Our purpose is to test if Pluronic® fluorescent nanomicelles can be used for in vivo two-photon imaging of both the normal and the tumor vasculature. The nanomicelles were obtained after encapsulating a hydrophobic two-photon dye: di-stryl benzene derivative, in Pluronic block copolymers. Their performance with respect to imaging depth, blood plasma staining, and diffusion across the tumor vascular endothelium is compared to a classic blood pool dye Rhodamin B dextran (70 kDa) using two-photon microscopy. Pluronic nanomicelles show, like Rhodamin B dextran, a homogeneous blood plasma staining for at least 1 h after intravenous injection. Their two-photon imaging depth is similar in normal mouse brain, using 10 times less injected mass. In contrast with Rhodamin B dextran, no extravasation is observed in leaky tumor vessels due to their large size: 20-100 nm. In conclusion, Pluronic nanomicelles can be used as a blood pool dye, even in leaky tumor vessels. The use of Pluronic block copolymers is a valuable approach for encapsulating two-photon fluorescent dyes that are hydrophobic and not suitable for intravenous injection.
We review our work on several strategies to elaborate multifunctional nanoparticules for two-photon imaging or/and
photodynamic therapy. Our first strategy is based on the incorporation of two-photon hydrophobic fluorophors in bio-compatible
pluronic micelles using the mini-emulsion technique. Our second strategy is based on fluorescent organic
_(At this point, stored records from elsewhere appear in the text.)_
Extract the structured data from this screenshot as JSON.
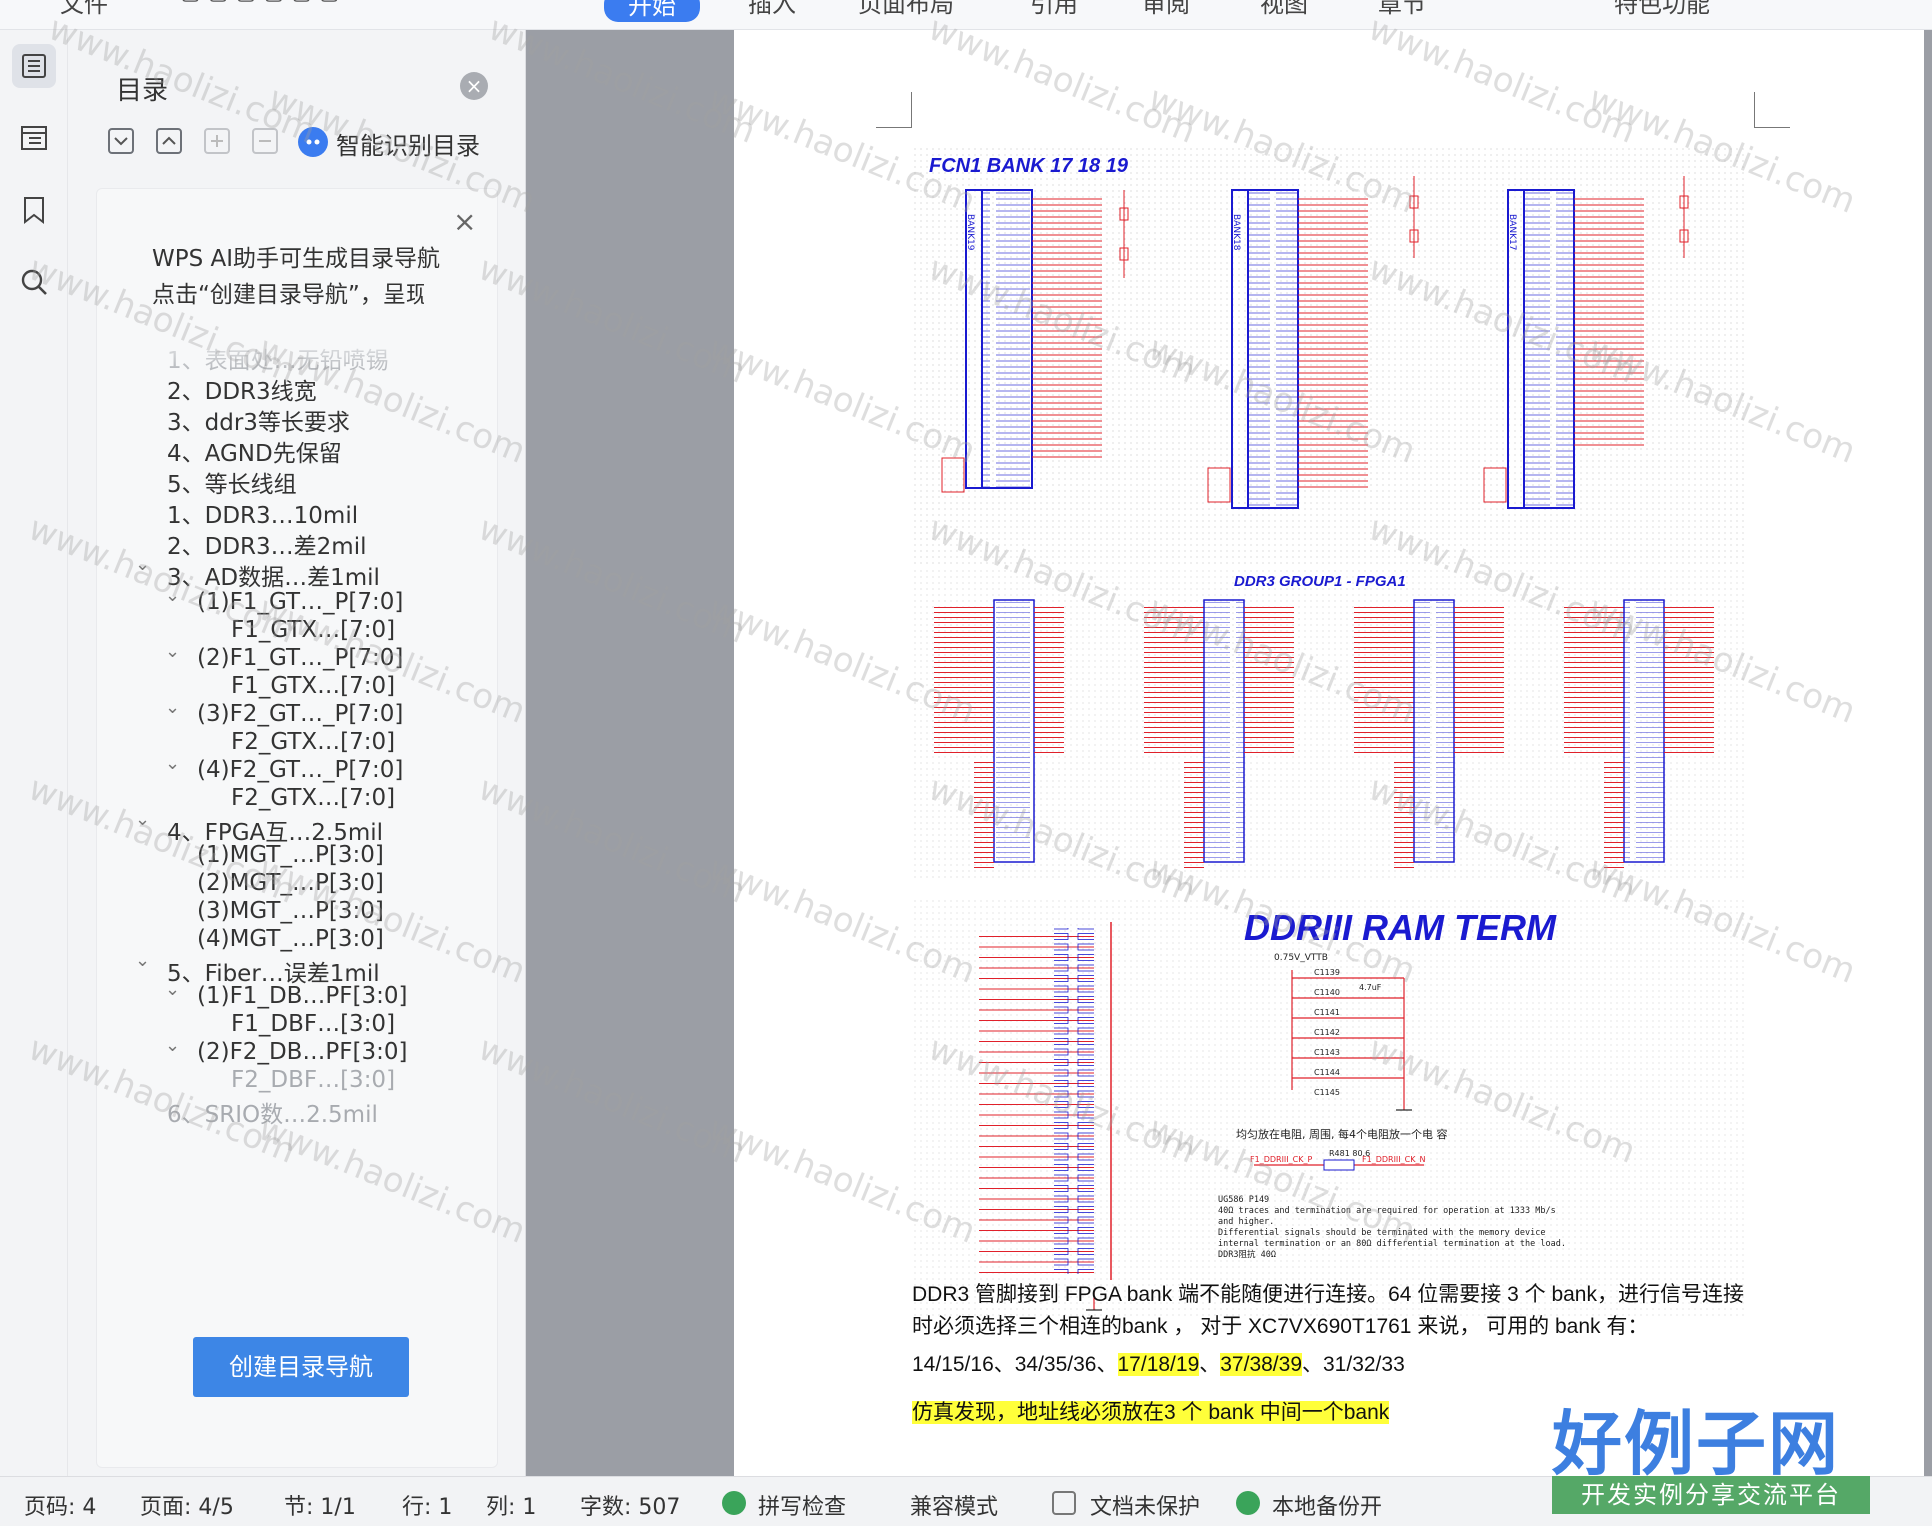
{
  "ribbon": {
    "tabs": [
      "文件",
      "开始",
      "插入",
      "页面布局",
      "引用",
      "审阅",
      "视图",
      "章节",
      "特色功能"
    ],
    "active_tab": "开始"
  },
  "toc": {
    "title": "目录",
    "smart_label": "智能识别目录",
    "ai_line1": "WPS AI助手可生成目录导航",
    "ai_line2": "点击“创建目录导航”，呈现文档",
    "create_button": "创建目录导航",
    "items": [
      {
        "label": "1、表面处…无铅喷锡",
        "level": 0,
        "faded": true,
        "chevron": false
      },
      {
        "label": "2、DDR3线宽",
        "level": 0,
        "faded": false,
        "chevron": false
      },
      {
        "label": "3、ddr3等长要求",
        "level": 0,
        "faded": false,
        "chevron": false
      },
      {
        "label": "4、AGND先保留",
        "level": 0,
        "faded": false,
        "chevron": false
      },
      {
        "label": "5、等长线组",
        "level": 0,
        "faded": false,
        "chevron": false
      },
      {
        "label": "1、DDR3…10mil",
        "level": 0,
        "faded": false,
        "chevron": false
      },
      {
        "label": "2、DDR3…差2mil",
        "level": 0,
        "faded": false,
        "chevron": false
      },
      {
        "label": "3、AD数据…差1mil",
        "level": 0,
        "faded": false,
        "chevron": true
      },
      {
        "label": "(1)F1_GT…_P[7:0]",
        "level": 1,
        "faded": false,
        "chevron": true
      },
      {
        "label": "F1_GTX…[7:0]",
        "level": 2,
        "faded": false,
        "chevron": false
      },
      {
        "label": "(2)F1_GT…_P[7:0]",
        "level": 1,
        "faded": false,
        "chevron": true
      },
      {
        "label": "F1_GTX…[7:0]",
        "level": 2,
        "faded": false,
        "chevron": false
      },
      {
        "label": "(3)F2_GT…_P[7:0]",
        "level": 1,
        "faded": false,
        "chevron": true
      },
      {
        "label": "F2_GTX…[7:0]",
        "level": 2,
        "faded": false,
        "chevron": false
      },
      {
        "label": "(4)F2_GT…_P[7:0]",
        "level": 1,
        "faded": false,
        "chevron": true
      },
      {
        "label": "F2_GTX…[7:0]",
        "level": 2,
        "faded": false,
        "chevron": false
      },
      {
        "label": "4、FPGA互…2.5mil",
        "level": 0,
        "faded": false,
        "chevron": true
      },
      {
        "label": "(1)MGT_…P[3:0]",
        "level": 1,
        "faded": false,
        "chevron": false
      },
      {
        "label": "(2)MGT_…P[3:0]",
        "level": 1,
        "faded": false,
        "chevron": false
      },
      {
        "label": "(3)MGT_…P[3:0]",
        "level": 1,
        "faded": false,
        "chevron": false
      },
      {
        "label": "(4)MGT_…P[3:0]",
        "level": 1,
        "faded": false,
        "chevron": false
      },
      {
        "label": "5、Fiber…误差1mil",
        "level": 0,
        "faded": false,
        "chevron": true
      },
      {
        "label": "(1)F1_DB…PF[3:0]",
        "level": 1,
        "faded": false,
        "chevron": true
      },
      {
        "label": "F1_DBF…[3:0]",
        "level": 2,
        "faded": false,
        "chevron": false
      },
      {
        "label": "(2)F2_DB…PF[3:0]",
        "level": 1,
        "faded": false,
        "chevron": true
      },
      {
        "label": "F2_DBF…[3:0]",
        "level": 2,
        "faded": true,
        "chevron": false
      },
      {
        "label": "6、SRIO数…2.5mil",
        "level": 0,
        "faded": true,
        "chevron": false
      }
    ]
  },
  "document": {
    "fig1_title": "FCN1 BANK 17 18 19",
    "fig1_banks": [
      "BANK19",
      "BANK18",
      "BANK17"
    ],
    "fig2_title": "DDR3 GROUP1 - FPGA1",
    "fig3_title": "DDRIII  RAM TERM",
    "fig3_vtt": "0.75V_VTTB",
    "fig3_caps": [
      "C1139",
      "C1140",
      "C1141",
      "C1142",
      "C1143",
      "C1144",
      "C1145"
    ],
    "fig3_cap_value": "4.7uF",
    "fig3_note": "均匀放在电阻, 周围, 每4个电阻放一个电 容",
    "fig3_ck_res": "R481  80.6",
    "fig3_ck_p": "F1_DDRIII_CK_P",
    "fig3_ck_n": "F1_DDRIII_CK_N",
    "fig3_ug_ref": "UG586    P149",
    "fig3_ug1": "40Ω  traces  and  termination  are  required  for  operation  at  1333  Mb/s",
    "fig3_ug2": "and  higher.",
    "fig3_ug3": "Differential  signals  should  be  terminated  with  the  memory  device",
    "fig3_ug4": "internal    termination  or  an  80Ω  differential  termination  at  the  load.",
    "fig3_ug5": "DDR3阻抗   40Ω",
    "para1": "DDR3 管脚接到 FPGA bank 端不能随便进行连接。64 位需要接 3 个 bank，进行信号连接",
    "para2": "时必须选择三个相连的bank ，  对于 XC7VX690T1761 来说，  可用的 bank  有：",
    "para3_a": "14/15/16、34/35/36、",
    "para3_hl1": "17/18/19",
    "para3_b": "、",
    "para3_hl2": "37/38/39",
    "para3_c": "、31/32/33",
    "para4": "仿真发现，地址线必须放在3 个 bank 中间一个bank"
  },
  "status": {
    "page_code": "页码: 4",
    "page": "页面: 4/5",
    "section": "节: 1/1",
    "row": "行: 1",
    "col": "列: 1",
    "words": "字数: 507",
    "spell": "拼写检查",
    "compat": "兼容模式",
    "protect": "文档未保护",
    "backup": "本地备份开"
  },
  "watermark": {
    "logo_main": "好例子网",
    "logo_sub": "开发实例分享交流平台",
    "text": "www.haolizi.com"
  },
  "colors": {
    "accent": "#3b7cf0",
    "highlight": "#ffff3a",
    "schematic_red": "#e0202a",
    "schematic_blue": "#1a1ad0"
  }
}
nanocrystal grown in silicate spheres. These core-shell hybrid nanoparticles are obtained by a spray-drying process from
sol-gel solutions. Our third strategy consists in the encapsulation of hydrophilic molecules in the water core of gold
nanospheres. They are obtained by a stabilized emulsion in biphasic liquid-liquid medium without surfactant.